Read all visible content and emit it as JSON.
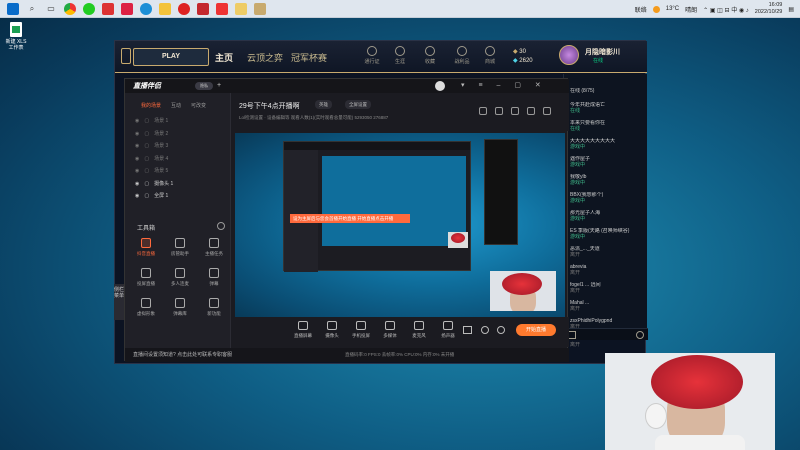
{
  "taskbar": {
    "icons": [
      "search-icon",
      "taskview-icon",
      "chrome-icon",
      "wechat-icon",
      "netease-icon",
      "app-icon",
      "app-icon",
      "edge-icon",
      "explorer-icon",
      "netease-music-icon",
      "app-icon",
      "app-icon",
      "app-icon",
      "lol-icon"
    ],
    "tray": {
      "network": "联络",
      "weather_temp": "13°C",
      "weather": "晴朗",
      "time": "16:09",
      "date": "2022/10/29"
    }
  },
  "desktop": {
    "icon_label": "新建 XLS 工作表"
  },
  "game_client": {
    "play_label": "PLAY",
    "nav": [
      "主页",
      "云顶之弈",
      "冠军杯赛"
    ],
    "icons": [
      {
        "name": "rune-icon",
        "label": "通行证"
      },
      {
        "name": "profile-icon",
        "label": "生涯"
      },
      {
        "name": "collection-icon",
        "label": "收藏"
      },
      {
        "name": "crafting-icon",
        "label": "战利品"
      },
      {
        "name": "store-icon",
        "label": "商城"
      }
    ],
    "currency": {
      "rp": "30",
      "be": "2620"
    },
    "player": {
      "name": "月隐暗影川",
      "status": "在线"
    },
    "chat": {
      "header": "在线 (8/75)",
      "entries": [
        {
          "name": "今年共赴成语亡",
          "status": "在线"
        },
        {
          "name": "本来只要看你在",
          "status": "在线"
        },
        {
          "name": "大大大大大大大大大",
          "status": "游戏中"
        },
        {
          "name": "遇作屋子",
          "status": "游戏中"
        },
        {
          "name": "我敬ylb",
          "status": "游戏中"
        },
        {
          "name": "BBX(我想那个)",
          "status": "游戏中"
        },
        {
          "name": "那光屋子人海",
          "status": "游戏中"
        },
        {
          "name": "ES 季版(天路 (召唤师峡谷)",
          "status": "游戏中"
        },
        {
          "name": "恶派_..._天道",
          "status": "离开"
        },
        {
          "name": "abrevia",
          "status": "离开"
        },
        {
          "name": "fogel1 ... 远间",
          "status": "离开"
        },
        {
          "name": "Mahal ...",
          "status": "离开"
        },
        {
          "name": "zsxPhidhiPolygpnd",
          "status": "离开"
        },
        {
          "name": "~~~~~~~~~~",
          "status": "离开"
        }
      ]
    }
  },
  "stream_app": {
    "logo": "直播伴侣",
    "pill": "隐私",
    "tabs": [
      "我的场景",
      "互动",
      "可改变"
    ],
    "scenes": [
      "场景 1",
      "场景 2",
      "场景 3",
      "场景 4",
      "场景 5",
      "摄像头 1",
      "全屏 1"
    ],
    "toolbox_title": "工具箱",
    "tools": [
      "抖音直播",
      "房管助手",
      "主播任务",
      "投屏直播",
      "多人连麦",
      "弹幕",
      "虚拟形象",
      "弹幕库",
      "新功能"
    ],
    "title": "29号下午4点开播啊",
    "tags": [
      "英雄",
      "全屏设置"
    ],
    "info": "Lol检测设置 · 设备编辑等  观看人数(1)(实时观看总量可能) 5293050   276887",
    "bottom_buttons": [
      "直播屏幕",
      "摄像头",
      "手机投屏",
      "多媒体",
      "麦克风",
      "扬声器"
    ],
    "live_label": "开始直播",
    "toast": "设为主屏后与您会首播开始直播  开始直播点击开播",
    "foot": "直播间设置须知道? 点击此处可联系专职客服",
    "stats": "直播码率:0  FPS:0  丢帧率:0%  CPU:0%  内存:0%  未开播"
  },
  "side_tab": "侧栏菜单"
}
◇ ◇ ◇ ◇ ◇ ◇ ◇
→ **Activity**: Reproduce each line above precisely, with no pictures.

→ **Answer box**:
Read all visible content and emit it as JSON.
{
  "taskbar": {
    "icons": [
      "search-icon",
      "taskview-icon",
      "chrome-icon",
      "wechat-icon",
      "netease-icon",
      "app-icon",
      "app-icon",
      "edge-icon",
      "explorer-icon",
      "netease-music-icon",
      "app-icon",
      "app-icon",
      "app-icon",
      "lol-icon"
    ],
    "tray": {
      "network": "联络",
      "weather_temp": "13°C",
      "weather": "晴朗",
      "time": "16:09",
      "date": "2022/10/29"
    }
  },
  "desktop": {
    "icon_label": "新建 XLS 工作表"
  },
  "game_client": {
    "play_label": "PLAY",
    "nav": [
      "主页",
      "云顶之弈",
      "冠军杯赛"
    ],
    "icons": [
      {
        "name": "rune-icon",
        "label": "通行证"
      },
      {
        "name": "profile-icon",
        "label": "生涯"
      },
      {
        "name": "collection-icon",
        "label": "收藏"
      },
      {
        "name": "crafting-icon",
        "label": "战利品"
      },
      {
        "name": "store-icon",
        "label": "商城"
      }
    ],
    "currency": {
      "rp": "30",
      "be": "2620"
    },
    "player": {
      "name": "月隐暗影川",
      "status": "在线"
    },
    "chat": {
      "header": "在线 (8/75)",
      "entries": [
        {
          "name": "今年共赴成语亡",
          "status": "在线"
        },
        {
          "name": "本来只要看你在",
          "status": "在线"
        },
        {
          "name": "大大大大大大大大大",
          "status": "游戏中"
        },
        {
          "name": "遇作屋子",
          "status": "游戏中"
        },
        {
          "name": "我敬ylb",
          "status": "游戏中"
        },
        {
          "name": "BBX(我想那个)",
          "status": "游戏中"
        },
        {
          "name": "那光屋子人海",
          "status": "游戏中"
        },
        {
          "name": "ES 季版(天路 (召唤师峡谷)",
          "status": "游戏中"
        },
        {
          "name": "恶派_..._天道",
          "status": "离开"
        },
        {
          "name": "abrevia",
          "status": "离开"
        },
        {
          "name": "fogel1 ... 远间",
          "status": "离开"
        },
        {
          "name": "Mahal ...",
          "status": "离开"
        },
        {
          "name": "zsxPhidhiPolygpnd",
          "status": "离开"
        },
        {
          "name": "~~~~~~~~~~",
          "status": "离开"
        }
      ]
    }
  },
  "stream_app": {
    "logo": "直播伴侣",
    "pill": "隐私",
    "tabs": [
      "我的场景",
      "互动",
      "可改变"
    ],
    "scenes": [
      "场景 1",
      "场景 2",
      "场景 3",
      "场景 4",
      "场景 5",
      "摄像头 1",
      "全屏 1"
    ],
    "toolbox_title": "工具箱",
    "tools": [
      "抖音直播",
      "房管助手",
      "主播任务",
      "投屏直播",
      "多人连麦",
      "弹幕",
      "虚拟形象",
      "弹幕库",
      "新功能"
    ],
    "title": "29号下午4点开播啊",
    "tags": [
      "英雄",
      "全屏设置"
    ],
    "info": "Lol检测设置 · 设备编辑等  观看人数(1)(实时观看总量可能) 5293050   276887",
    "bottom_buttons": [
      "直播屏幕",
      "摄像头",
      "手机投屏",
      "多媒体",
      "麦克风",
      "扬声器"
    ],
    "live_label": "开始直播",
    "toast": "设为主屏后与您会首播开始直播  开始直播点击开播",
    "foot": "直播间设置须知道? 点击此处可联系专职客服",
    "stats": "直播码率:0  FPS:0  丢帧率:0%  CPU:0%  内存:0%  未开播"
  },
  "side_tab": "侧栏菜单"
}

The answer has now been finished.